Day 6
Libearty Bear Sanctuary and Vulcan
In Zarnesti visit Libearty, Europe’s largest bear sanctuary. The sanctuary, set in 70 hectares of oak and hazel forests, is home to nearly 100 rescued bears, many of whom suffered over many years in captivity as dancing bears or in circuses. From the bear sanctuary we will go on a gentle hike across meadows to the village of Vulcan. This region, around Brasov, is closely related to the history of the Transylvanian Saxons, settlers who immigrated 800 years ago from the Rhine-Moselle valleys. Their strong fortified churches have attracted international attention and some of them are listed as UNESCO world heritage sites. Vulcan derives its name from the Slavonic word ‘valc’, meaning wolf. In Vulcan we will be welcomed with coffee and tea in the yard of the fortified church. The churches in Transylvania were strongly fortified during the Middle Ages when the region was raided a number of times by Mongols and Tartars. Return to Brasov for the night.
Day 7
Brasov and Dracula's castle

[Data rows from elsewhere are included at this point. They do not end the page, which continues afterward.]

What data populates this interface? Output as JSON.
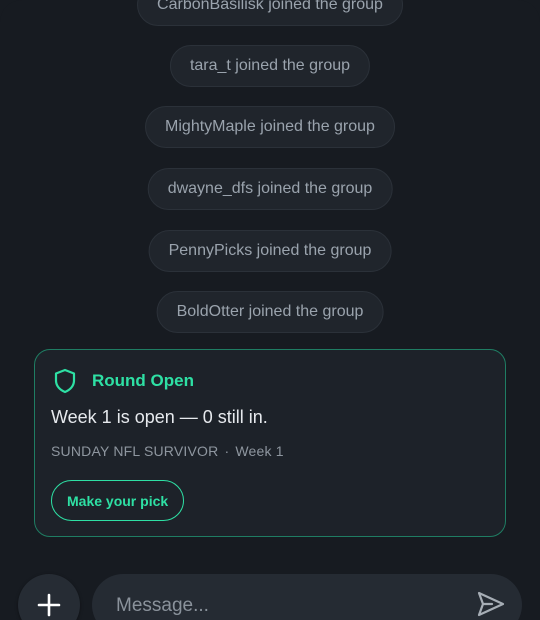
{
  "system_messages": [
    "CarbonBasilisk joined the group",
    "tara_t joined the group",
    "MightyMaple joined the group",
    "dwayne_dfs joined the group",
    "PennyPicks joined the group",
    "BoldOtter joined the group"
  ],
  "round_card": {
    "icon": "shield-icon",
    "title": "Round Open",
    "body": "Week 1 is open — 0 still in.",
    "pool_name": "SUNDAY NFL SURVIVOR",
    "separator": "·",
    "week": "Week 1",
    "cta_label": "Make your pick",
    "accent_color": "#2ee0a4"
  },
  "composer": {
    "add_icon": "plus-icon",
    "placeholder": "Message...",
    "send_icon": "send-icon"
  }
}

This morning we explore Brasov before heading out to the village of Bran and Dracula’s castle. Built on the site of a Tutonic stronghold perched atop a 200-foot-high rock, with imposing towers and fairy-tale turrets, it’s easy to see why Bram Stoker (who’d never travelled to Transylvania) chose this place as the setting for Dracula’s castle. The character himself, was based on Vlad Tepes, AKA Vlad the Impaler, a Wallachian prince from the 15th Century. The castle was originally built in the 14th Century by the Saxons of Brasov as a citadel to defend the mountain passes from the Turkish and also served as a royal residence from 1920 to 1948. We return to Brasov for our final night enjoying the beautifully atmospheric Transylvanian Winter.
Day 8
To Bucharest, fly to London
After a relaxed start we say farewell to the Transylvania and drive the 3 hours back to Bucharest in time for the flight back to London. Those not travelling on the group flights, the trip ends upon arrival at Bucharest Airport.
Prices & Availability
Winter in Transylvania 5/5

What was the most inspirational moment of your trip? Dinner in the ice hotel restaurant. Sighisoara. What did you think of your group leader? Competent Is there anything else you would like to add? I suggest Exodus offer the stay i…

Read More
A Multi-Centre Break In Two Of Germany’s Most Popular Cities
Our Travel Specialist, Kevin Johnson, experienced the ease of rail travel in Germany when visiting Dresden and Leipzig recently. Here’s why he’s eager to spend more time in both destinations… For this trip, we travelled to Germany with Rya…